We had deliberately kept our expectations low: what if the invite (from her friend, who happened to be the lead sound engineer) didn't come off on the day? But no, on Saturday afternoon there we were - onstage at the legendary Brixton Academy, witnessing the sound check for support band (80s legends) Scritti Politti. I was excited enough to be perched not ten feet away from Nicky Wire's collection of bass guitars...
And that was before we were taken on a full back-stage tour. (Not quite as exciting as it sounds: huge loading bays, stacks of miscellaneous band equipment, endless corridors that reminded me of a failing school, a glimpse of the canteen - pulled pork burritos for the Manics' tea tonight.)
We returned home for our own tea (the poor husband was confronted by a wife possessed by a 16 year old groupie, high on the scent of Access to The Band...) before returning in time to catch the last few minutes of Scritti. Wish we could have heard more - their sound check was brilliant!
The Academy was already packed. It felt surreal to be ushered in through the stage door, past all these poor people who had been queuing all afternoon:
We had passes for the "VIP" bar upstairs, but quickly preferred to hang out downstairs to soak up the atmosphere. That unmistakeable gig atmosphere of sweat, lager and stale farts - oh how I've missed you! Of course my friend and I were soon seperated due to an ill-timed toilet break. I couldn't believe how "solid" the crowd was: gigs in Scotland are much more fluid, people coming backwards and forwards, passing drinks around... Here in London people seem to stand their ground like statues.
Anticipation was building. This was already better than the last time I saw them, a few years ago, when we were seated sedately in the balcony area - and I was dodging a stream of sarcastic remarks from the husband, who was more of a Stone Roses person.
From the moment they stepped triumphantly into the stage, I was transfixed again. Transported back 15 years, a girl who knew every single word.
They opened with "If you tolerate this...", and right from the start it was clear that James Dean Bradfield's voice and guitar was better than ever. Musically and lyrically, I cannot think of a better live band. They swoop and soar, they rage and they roar.
They covered an impressive list of their back catalogue, from Generation Terrorists and The Holy Bible, through Everything Must Go, right up to three new tracks from their latest release. This pleased pretty much their entire fan base: all of which was represented here, from the earnest newcomers to the diehards.
My favourite bit, as always, was Bradfield's acoustic solo: This Is Yesterday was always a poignant song for me, and it sent tingles up and down my spine. Closely followed by La Tristessa... Well what's a girl to do?

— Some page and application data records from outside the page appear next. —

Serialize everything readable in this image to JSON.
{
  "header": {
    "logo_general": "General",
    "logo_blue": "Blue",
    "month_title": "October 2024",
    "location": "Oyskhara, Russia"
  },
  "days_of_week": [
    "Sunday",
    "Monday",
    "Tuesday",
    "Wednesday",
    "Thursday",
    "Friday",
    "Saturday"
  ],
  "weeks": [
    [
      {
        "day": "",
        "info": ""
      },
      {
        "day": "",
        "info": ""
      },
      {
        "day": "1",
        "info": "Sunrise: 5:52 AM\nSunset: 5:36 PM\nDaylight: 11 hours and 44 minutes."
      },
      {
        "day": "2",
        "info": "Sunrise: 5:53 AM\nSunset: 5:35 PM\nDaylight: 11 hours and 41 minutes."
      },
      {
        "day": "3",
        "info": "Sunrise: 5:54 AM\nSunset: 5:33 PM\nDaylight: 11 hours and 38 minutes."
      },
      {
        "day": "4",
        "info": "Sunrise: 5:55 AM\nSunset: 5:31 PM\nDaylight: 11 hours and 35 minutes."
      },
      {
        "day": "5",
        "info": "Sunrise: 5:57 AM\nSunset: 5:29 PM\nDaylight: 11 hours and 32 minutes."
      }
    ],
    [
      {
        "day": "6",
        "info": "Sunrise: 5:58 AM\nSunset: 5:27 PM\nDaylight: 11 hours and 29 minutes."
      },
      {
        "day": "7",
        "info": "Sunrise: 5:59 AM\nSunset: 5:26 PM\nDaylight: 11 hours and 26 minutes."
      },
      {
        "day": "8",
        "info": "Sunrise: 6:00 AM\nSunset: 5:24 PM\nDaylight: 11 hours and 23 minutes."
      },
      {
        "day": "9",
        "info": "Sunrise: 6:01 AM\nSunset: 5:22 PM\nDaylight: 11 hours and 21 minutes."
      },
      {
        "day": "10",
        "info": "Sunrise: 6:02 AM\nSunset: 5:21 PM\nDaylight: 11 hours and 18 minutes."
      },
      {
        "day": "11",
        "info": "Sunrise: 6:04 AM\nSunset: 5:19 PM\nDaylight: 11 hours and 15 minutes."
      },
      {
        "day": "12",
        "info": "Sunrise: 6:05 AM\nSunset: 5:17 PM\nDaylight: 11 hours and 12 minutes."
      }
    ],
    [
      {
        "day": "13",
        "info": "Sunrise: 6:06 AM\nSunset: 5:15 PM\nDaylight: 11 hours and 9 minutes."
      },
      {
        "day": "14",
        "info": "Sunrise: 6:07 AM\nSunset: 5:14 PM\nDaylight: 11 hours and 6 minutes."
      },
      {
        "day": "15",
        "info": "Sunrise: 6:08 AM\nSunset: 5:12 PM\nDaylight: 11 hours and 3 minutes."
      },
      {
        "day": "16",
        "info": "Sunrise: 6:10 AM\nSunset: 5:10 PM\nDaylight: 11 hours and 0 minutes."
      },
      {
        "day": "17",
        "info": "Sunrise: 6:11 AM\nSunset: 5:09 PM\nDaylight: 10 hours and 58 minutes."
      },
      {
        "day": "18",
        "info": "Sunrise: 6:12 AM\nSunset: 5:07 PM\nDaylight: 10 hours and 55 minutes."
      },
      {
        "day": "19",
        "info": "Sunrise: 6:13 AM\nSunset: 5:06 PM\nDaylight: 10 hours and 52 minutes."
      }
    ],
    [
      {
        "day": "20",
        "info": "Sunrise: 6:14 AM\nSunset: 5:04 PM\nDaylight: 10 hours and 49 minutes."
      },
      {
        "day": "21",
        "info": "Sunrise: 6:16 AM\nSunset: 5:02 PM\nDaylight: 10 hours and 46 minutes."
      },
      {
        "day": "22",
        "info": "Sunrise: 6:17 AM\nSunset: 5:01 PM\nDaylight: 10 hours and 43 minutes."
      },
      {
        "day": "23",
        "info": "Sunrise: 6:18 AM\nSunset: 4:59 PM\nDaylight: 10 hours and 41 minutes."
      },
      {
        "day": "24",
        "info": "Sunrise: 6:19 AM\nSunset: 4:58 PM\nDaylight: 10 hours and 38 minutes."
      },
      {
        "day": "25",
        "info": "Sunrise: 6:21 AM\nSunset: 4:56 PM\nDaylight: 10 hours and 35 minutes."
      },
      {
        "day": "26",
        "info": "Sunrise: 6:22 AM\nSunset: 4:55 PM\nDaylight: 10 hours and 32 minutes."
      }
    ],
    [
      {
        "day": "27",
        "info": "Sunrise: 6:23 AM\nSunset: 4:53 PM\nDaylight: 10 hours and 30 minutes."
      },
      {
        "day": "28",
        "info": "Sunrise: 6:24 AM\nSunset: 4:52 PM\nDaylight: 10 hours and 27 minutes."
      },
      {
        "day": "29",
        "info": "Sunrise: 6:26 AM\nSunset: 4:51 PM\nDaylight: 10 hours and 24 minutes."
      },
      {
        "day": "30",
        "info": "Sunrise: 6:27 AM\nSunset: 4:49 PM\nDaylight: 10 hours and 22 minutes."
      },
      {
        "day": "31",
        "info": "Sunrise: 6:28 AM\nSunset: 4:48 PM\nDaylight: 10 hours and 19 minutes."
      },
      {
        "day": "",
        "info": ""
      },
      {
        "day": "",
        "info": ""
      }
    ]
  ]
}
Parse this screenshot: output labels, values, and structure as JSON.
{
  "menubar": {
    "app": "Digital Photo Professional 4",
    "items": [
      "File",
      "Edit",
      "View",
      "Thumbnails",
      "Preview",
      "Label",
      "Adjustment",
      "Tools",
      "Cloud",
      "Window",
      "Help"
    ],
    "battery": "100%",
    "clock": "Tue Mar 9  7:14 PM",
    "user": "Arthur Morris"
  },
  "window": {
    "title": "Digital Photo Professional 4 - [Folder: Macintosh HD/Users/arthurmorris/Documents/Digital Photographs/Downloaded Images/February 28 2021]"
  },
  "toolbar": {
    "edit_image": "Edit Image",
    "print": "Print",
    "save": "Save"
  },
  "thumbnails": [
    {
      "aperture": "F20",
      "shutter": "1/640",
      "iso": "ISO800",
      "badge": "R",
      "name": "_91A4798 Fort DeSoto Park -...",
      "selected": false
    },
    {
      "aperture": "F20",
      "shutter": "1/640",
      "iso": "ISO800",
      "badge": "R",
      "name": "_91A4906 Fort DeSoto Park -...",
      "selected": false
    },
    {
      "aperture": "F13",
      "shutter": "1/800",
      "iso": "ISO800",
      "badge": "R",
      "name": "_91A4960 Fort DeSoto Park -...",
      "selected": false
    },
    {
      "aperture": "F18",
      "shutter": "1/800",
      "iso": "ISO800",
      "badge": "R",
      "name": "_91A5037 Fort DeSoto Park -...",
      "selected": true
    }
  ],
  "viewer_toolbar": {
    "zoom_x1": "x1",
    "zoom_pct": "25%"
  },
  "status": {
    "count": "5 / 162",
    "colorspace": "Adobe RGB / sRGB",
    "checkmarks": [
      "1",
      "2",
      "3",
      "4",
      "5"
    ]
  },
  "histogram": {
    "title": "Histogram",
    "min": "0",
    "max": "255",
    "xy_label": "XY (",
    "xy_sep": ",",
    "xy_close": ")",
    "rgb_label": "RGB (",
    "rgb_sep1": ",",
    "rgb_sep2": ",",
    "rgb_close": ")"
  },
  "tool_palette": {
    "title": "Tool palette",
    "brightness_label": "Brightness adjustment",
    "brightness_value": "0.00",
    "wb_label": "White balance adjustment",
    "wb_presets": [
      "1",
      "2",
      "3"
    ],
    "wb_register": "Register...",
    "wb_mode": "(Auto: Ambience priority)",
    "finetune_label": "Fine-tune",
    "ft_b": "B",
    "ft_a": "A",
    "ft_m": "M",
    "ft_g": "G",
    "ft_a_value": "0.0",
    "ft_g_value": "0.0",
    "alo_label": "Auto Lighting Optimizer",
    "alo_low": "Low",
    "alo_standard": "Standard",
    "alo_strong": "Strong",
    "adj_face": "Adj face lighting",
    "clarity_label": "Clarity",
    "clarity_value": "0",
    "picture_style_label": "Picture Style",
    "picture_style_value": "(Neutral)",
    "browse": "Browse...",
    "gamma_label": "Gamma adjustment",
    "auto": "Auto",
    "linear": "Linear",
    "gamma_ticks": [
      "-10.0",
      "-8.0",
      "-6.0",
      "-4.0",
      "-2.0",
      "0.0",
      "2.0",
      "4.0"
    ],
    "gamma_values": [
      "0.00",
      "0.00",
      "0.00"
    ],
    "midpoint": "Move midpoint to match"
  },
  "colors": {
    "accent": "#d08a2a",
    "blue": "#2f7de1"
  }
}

Bradfield was soon rejoined by Moore and Wire, and the tempo was raised once more. These guys may now all be happily married fathers, but they can still rock out to Motown Junk. They crescendo'd all the way to an epic Design For Life finale.
A quick afterword.
We also, unbelievably, were given passes for the after party in the VIP bar (they say VIP, but really it is a dark, expensive, pit which you would never choose to visit were it not for the chance to meet the band!). Nicky Wire did show up, and I did ask him for a photo. But the snap is so bad it is never going to see the light of day.
The final touch to my perfect night out was again courtesy of my new best friend Chris the Sound Engineer: a tour T-shirt and a signed set list... This is literally the happiest night out I've had in years.